RECORDS FOR THE EXERCISE.
Content starts

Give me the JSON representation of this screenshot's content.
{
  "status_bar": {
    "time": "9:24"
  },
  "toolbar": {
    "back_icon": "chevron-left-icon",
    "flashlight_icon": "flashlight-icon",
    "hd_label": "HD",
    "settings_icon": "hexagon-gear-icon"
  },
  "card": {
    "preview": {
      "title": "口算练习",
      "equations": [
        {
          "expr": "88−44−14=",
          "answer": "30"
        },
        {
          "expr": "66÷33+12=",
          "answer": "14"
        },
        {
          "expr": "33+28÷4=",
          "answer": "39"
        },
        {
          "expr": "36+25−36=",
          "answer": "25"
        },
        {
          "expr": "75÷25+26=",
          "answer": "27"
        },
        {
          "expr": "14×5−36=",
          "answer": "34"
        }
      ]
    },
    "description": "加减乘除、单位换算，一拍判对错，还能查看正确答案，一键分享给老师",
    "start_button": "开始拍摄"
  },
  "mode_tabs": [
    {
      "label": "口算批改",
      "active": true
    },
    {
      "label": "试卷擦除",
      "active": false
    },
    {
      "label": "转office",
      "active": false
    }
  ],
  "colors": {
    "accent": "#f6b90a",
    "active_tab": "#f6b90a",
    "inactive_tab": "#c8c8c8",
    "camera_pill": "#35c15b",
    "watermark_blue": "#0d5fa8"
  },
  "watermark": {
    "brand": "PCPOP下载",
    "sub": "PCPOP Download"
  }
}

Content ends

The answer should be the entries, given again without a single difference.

ANSWER TO THE PROBLEM.
Give me the JSON representation of this screenshot's content.
{
  "status_bar": {
    "time": "9:24"
  },
  "toolbar": {
    "back_icon": "chevron-left-icon",
    "flashlight_icon": "flashlight-icon",
    "hd_label": "HD",
    "settings_icon": "hexagon-gear-icon"
  },
  "card": {
    "preview": {
      "title": "口算练习",
      "equations": [
        {
          "expr": "88−44−14=",
          "answer": "30"
        },
        {
          "expr": "66÷33+12=",
          "answer": "14"
        },
        {
          "expr": "33+28÷4=",
          "answer": "39"
        },
        {
          "expr": "36+25−36=",
          "answer": "25"
        },
        {
          "expr": "75÷25+26=",
          "answer": "27"
        },
        {
          "expr": "14×5−36=",
          "answer": "34"
        }
      ]
    },
    "description": "加减乘除、单位换算，一拍判对错，还能查看正确答案，一键分享给老师",
    "start_button": "开始拍摄"
  },
  "mode_tabs": [
    {
      "label": "口算批改",
      "active": true
    },
    {
      "label": "试卷擦除",
      "active": false
    },
    {
      "label": "转office",
      "active": false
    }
  ],
  "colors": {
    "accent": "#f6b90a",
    "active_tab": "#f6b90a",
    "inactive_tab": "#c8c8c8",
    "camera_pill": "#35c15b",
    "watermark_blue": "#0d5fa8"
  },
  "watermark": {
    "brand": "PCPOP下载",
    "sub": "PCPOP Download"
  }
}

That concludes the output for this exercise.